Juan Carlos Flores wasn’t a member of the Artists and Writers Association (UNEAC), he didn’t believe in institutional patronage and he felt free to voice his opinions, even with a sharp tongue, and not only in his poems. He was a guest at the Estado de Sats, a space for exchanging thoughts, demonized by the Cuban government which stigmatizes anyone who went through its doors.
The circumstances of his death: alone, vulnerable due to his mental illness in spite of his friend’s sincere help (especially from poet Amaury Pacheco and his family), shows the inefficiency of the Cuban health system, the objective inexistence of a Social Security institution, and the obvious neglect of Cuban citizens.
Government media which was deaf to his poetry, are now deaf to his death. Granma newspaper, precisely on Thursday when his ashes were scattered into the sea, published a detail in the Education Channel’s program announcing: To read tomorrow: Juan Carlos Flores, poet.
With the proven efficiency of omission and silence, who can differentiate between the living and the dead? Between those who are here and those who aren’t; it doen’t matter if they have crossed over the sea to another land or if they have disappeared like dust among its waves.
Now, those who survive by stealing other people’s insides will boast that they knew him, discussing his poetry’s obsessive circularity or extremely sensitive details such as his rough personality and even (with the morbid circumspection of kidney specialists) the misfortune that this planned death wasn’t instant.
Tragedies stun us because of the violence with which they bring home the opposite. The last time I visited Juanka was to talk to him about a project that a friend had told me about, that a US painter who had painted a series of dead Cuban poets now wanted to paint living Cuban poets.
Through the closed door of his apartment, with sadness in his voice, Juanka told me that he couldn’t see me. Today, I can’t stop thinking about the fact that his portrait will no longer be in this exhibition, not because of the remote possibility that he might not have accepted, but because one morning, or a second, marked the irreversible difference between life and death.
Because of a neighbor’s skepticism who didn’t take his announcement seriously, because of the tempting abyss that loneliness opens up to us, because of the pain that can only be spoken of by those who have felt it like himself and Angel Escobar:
“I’m invisible, a monster who abhors his ways.
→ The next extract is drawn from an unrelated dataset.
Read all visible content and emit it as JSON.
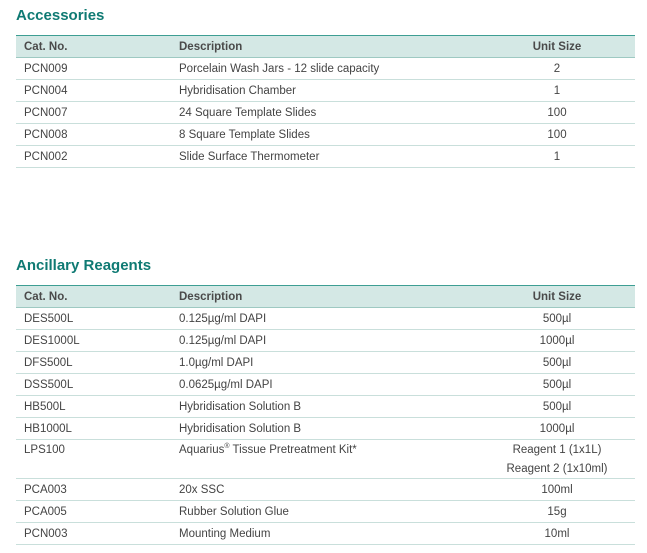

They all come,
they torment me; I bear it. They only offer me their tall standing, white insane asylums. (…)”
Juanka once told me: “I think that man has the freedom to choose his slavery. There are people who have the vocation to be a vassal. If you change your relationship with fear, you move forward, if you don’t, it paralyzes you, like gas. A free man, in my opinion, is a man free from fear.”
Today, I hope he reached this freedom.